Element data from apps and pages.
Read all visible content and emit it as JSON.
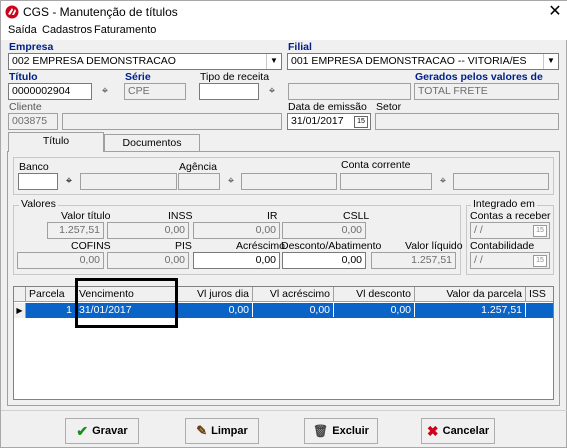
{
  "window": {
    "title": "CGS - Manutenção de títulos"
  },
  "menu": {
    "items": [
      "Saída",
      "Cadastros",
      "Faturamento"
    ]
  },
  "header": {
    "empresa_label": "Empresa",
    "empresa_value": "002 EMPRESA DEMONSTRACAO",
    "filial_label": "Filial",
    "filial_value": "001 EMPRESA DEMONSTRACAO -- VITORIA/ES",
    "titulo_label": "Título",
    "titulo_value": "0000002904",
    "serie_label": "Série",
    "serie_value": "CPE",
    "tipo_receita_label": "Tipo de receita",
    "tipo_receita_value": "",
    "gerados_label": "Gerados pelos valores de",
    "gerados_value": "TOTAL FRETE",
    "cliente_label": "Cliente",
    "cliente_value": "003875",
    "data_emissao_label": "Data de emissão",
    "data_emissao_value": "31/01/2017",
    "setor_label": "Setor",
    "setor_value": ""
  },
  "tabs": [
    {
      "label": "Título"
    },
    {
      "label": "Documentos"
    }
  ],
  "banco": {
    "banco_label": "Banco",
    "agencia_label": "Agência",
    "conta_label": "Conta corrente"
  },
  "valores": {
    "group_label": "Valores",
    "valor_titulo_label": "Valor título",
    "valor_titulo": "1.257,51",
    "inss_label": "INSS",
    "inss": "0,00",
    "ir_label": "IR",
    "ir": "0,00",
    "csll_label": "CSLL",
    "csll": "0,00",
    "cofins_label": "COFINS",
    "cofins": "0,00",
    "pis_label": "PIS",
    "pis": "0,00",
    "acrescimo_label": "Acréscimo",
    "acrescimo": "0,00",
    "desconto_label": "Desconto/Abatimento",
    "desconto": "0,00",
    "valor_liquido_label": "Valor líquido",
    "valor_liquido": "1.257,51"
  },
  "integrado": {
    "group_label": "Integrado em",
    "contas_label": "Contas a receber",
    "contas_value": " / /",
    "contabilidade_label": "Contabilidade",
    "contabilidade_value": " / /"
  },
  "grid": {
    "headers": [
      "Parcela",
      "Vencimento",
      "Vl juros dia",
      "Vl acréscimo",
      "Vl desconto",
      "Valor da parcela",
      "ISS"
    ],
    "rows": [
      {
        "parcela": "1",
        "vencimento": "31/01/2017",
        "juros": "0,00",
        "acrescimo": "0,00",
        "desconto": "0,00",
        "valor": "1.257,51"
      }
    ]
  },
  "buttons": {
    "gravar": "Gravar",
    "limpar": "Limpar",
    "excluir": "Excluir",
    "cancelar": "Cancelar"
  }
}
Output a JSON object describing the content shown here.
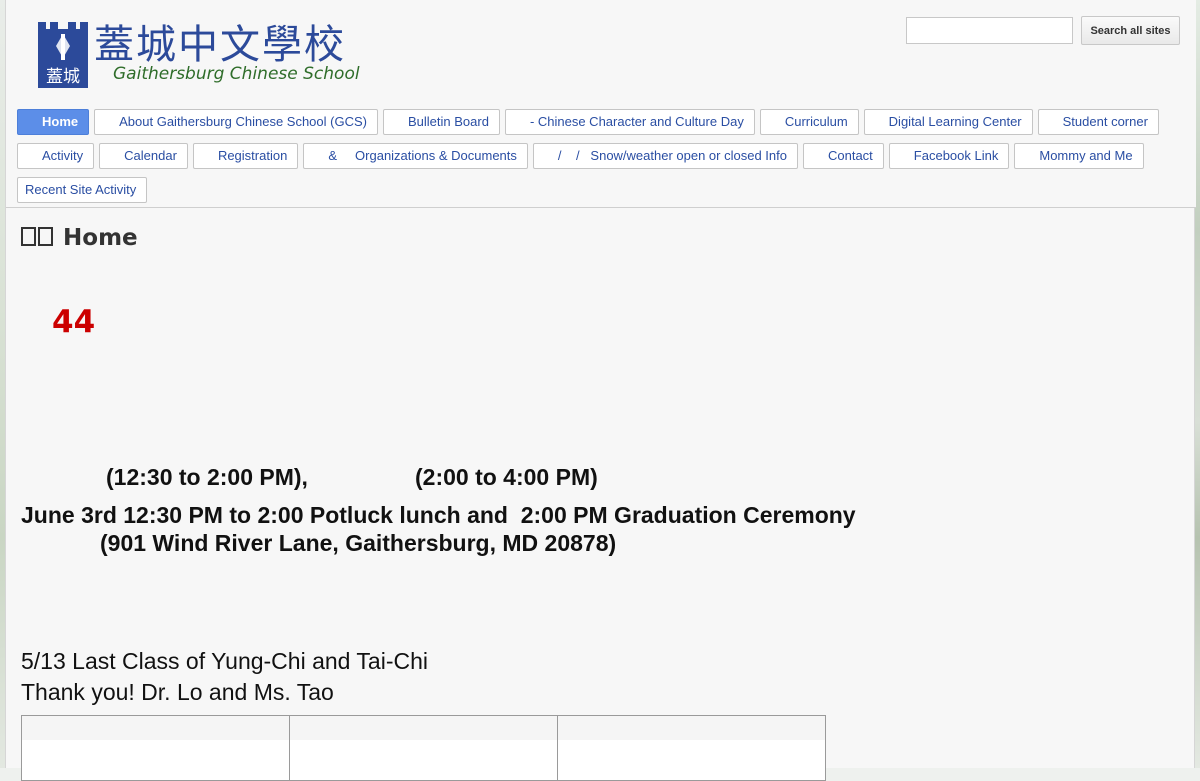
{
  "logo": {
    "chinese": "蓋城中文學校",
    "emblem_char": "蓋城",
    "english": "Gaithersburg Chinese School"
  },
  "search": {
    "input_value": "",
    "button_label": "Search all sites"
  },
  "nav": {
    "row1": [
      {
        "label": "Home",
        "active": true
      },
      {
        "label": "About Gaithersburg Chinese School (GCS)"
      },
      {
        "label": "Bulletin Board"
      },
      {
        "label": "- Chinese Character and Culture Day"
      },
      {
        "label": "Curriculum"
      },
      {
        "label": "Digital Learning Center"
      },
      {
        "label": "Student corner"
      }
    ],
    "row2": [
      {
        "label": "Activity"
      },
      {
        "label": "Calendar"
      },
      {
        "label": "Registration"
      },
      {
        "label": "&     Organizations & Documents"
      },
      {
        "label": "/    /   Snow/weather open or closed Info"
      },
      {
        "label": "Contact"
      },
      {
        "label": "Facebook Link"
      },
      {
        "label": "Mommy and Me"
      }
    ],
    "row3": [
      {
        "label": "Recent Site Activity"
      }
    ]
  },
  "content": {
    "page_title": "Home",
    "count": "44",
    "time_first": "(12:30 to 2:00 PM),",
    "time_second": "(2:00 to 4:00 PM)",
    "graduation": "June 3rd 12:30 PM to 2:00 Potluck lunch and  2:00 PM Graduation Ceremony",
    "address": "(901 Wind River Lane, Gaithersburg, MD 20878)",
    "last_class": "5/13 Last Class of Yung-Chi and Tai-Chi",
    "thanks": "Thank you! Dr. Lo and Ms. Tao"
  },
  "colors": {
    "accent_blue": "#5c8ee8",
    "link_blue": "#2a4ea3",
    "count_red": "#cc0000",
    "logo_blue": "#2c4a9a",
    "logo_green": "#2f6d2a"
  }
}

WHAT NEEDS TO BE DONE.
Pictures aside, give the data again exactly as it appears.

COMPLETED TASK.
Read all visible content and emit it as JSON.
{
  "window": {
    "title": "CGS - Manutenção de títulos"
  },
  "menu": {
    "items": [
      "Saída",
      "Cadastros",
      "Faturamento"
    ]
  },
  "header": {
    "empresa_label": "Empresa",
    "empresa_value": "002 EMPRESA DEMONSTRACAO",
    "filial_label": "Filial",
    "filial_value": "001 EMPRESA DEMONSTRACAO -- VITORIA/ES",
    "titulo_label": "Título",
    "titulo_value": "0000002904",
    "serie_label": "Série",
    "serie_value": "CPE",
    "tipo_receita_label": "Tipo de receita",
    "tipo_receita_value": "",
    "gerados_label": "Gerados pelos valores de",
    "gerados_value": "TOTAL FRETE",
    "cliente_label": "Cliente",
    "cliente_value": "003875",
    "data_emissao_label": "Data de emissão",
    "data_emissao_value": "31/01/2017",
    "setor_label": "Setor",
    "setor_value": ""
  },
  "tabs": [
    {
      "label": "Título"
    },
    {
      "label": "Documentos"
    }
  ],
  "banco": {
    "banco_label": "Banco",
    "agencia_label": "Agência",
    "conta_label": "Conta corrente"
  },
  "valores": {
    "group_label": "Valores",
    "valor_titulo_label": "Valor título",
    "valor_titulo": "1.257,51",
    "inss_label": "INSS",
    "inss": "0,00",
    "ir_label": "IR",
    "ir": "0,00",
    "csll_label": "CSLL",
    "csll": "0,00",
    "cofins_label": "COFINS",
    "cofins": "0,00",
    "pis_label": "PIS",
    "pis": "0,00",
    "acrescimo_label": "Acréscimo",
    "acrescimo": "0,00",
    "desconto_label": "Desconto/Abatimento",
    "desconto": "0,00",
    "valor_liquido_label": "Valor líquido",
    "valor_liquido": "1.257,51"
  },
  "integrado": {
    "group_label": "Integrado em",
    "contas_label": "Contas a receber",
    "contas_value": " / /",
    "contabilidade_label": "Contabilidade",
    "contabilidade_value": " / /"
  },
  "grid": {
    "headers": [
      "Parcela",
      "Vencimento",
      "Vl juros dia",
      "Vl acréscimo",
      "Vl desconto",
      "Valor da parcela",
      "ISS"
    ],
    "rows": [
      {
        "parcela": "1",
        "vencimento": "31/01/2017",
        "juros": "0,00",
        "acrescimo": "0,00",
        "desconto": "0,00",
        "valor": "1.257,51"
      }
    ]
  },
  "buttons": {
    "gravar": "Gravar",
    "limpar": "Limpar",
    "excluir": "Excluir",
    "cancelar": "Cancelar"
  }
}
Output a JSON object describing the content shown here.
{
  "logo": {
    "chinese": "蓋城中文學校",
    "emblem_char": "蓋城",
    "english": "Gaithersburg Chinese School"
  },
  "search": {
    "input_value": "",
    "button_label": "Search all sites"
  },
  "nav": {
    "row1": [
      {
        "label": "Home",
        "active": true
      },
      {
        "label": "About Gaithersburg Chinese School (GCS)"
      },
      {
        "label": "Bulletin Board"
      },
      {
        "label": "- Chinese Character and Culture Day"
      },
      {
        "label": "Curriculum"
      },
      {
        "label": "Digital Learning Center"
      },
      {
        "label": "Student corner"
      }
    ],
    "row2": [
      {
        "label": "Activity"
      },
      {
        "label": "Calendar"
      },
      {
        "label": "Registration"
      },
      {
        "label": "&     Organizations & Documents"
      },
      {
        "label": "/    /   Snow/weather open or closed Info"
      },
      {
        "label": "Contact"
      },
      {
        "label": "Facebook Link"
      },
      {
        "label": "Mommy and Me"
      }
    ],
    "row3": [
      {
        "label": "Recent Site Activity"
      }
    ]
  },
  "content": {
    "page_title": "Home",
    "count": "44",
    "time_first": "(12:30 to 2:00 PM),",
    "time_second": "(2:00 to 4:00 PM)",
    "graduation": "June 3rd 12:30 PM to 2:00 Potluck lunch and  2:00 PM Graduation Ceremony",
    "address": "(901 Wind River Lane, Gaithersburg, MD 20878)",
    "last_class": "5/13 Last Class of Yung-Chi and Tai-Chi",
    "thanks": "Thank you! Dr. Lo and Ms. Tao"
  },
  "colors": {
    "accent_blue": "#5c8ee8",
    "link_blue": "#2a4ea3",
    "count_red": "#cc0000",
    "logo_blue": "#2c4a9a",
    "logo_green": "#2f6d2a"
  }
}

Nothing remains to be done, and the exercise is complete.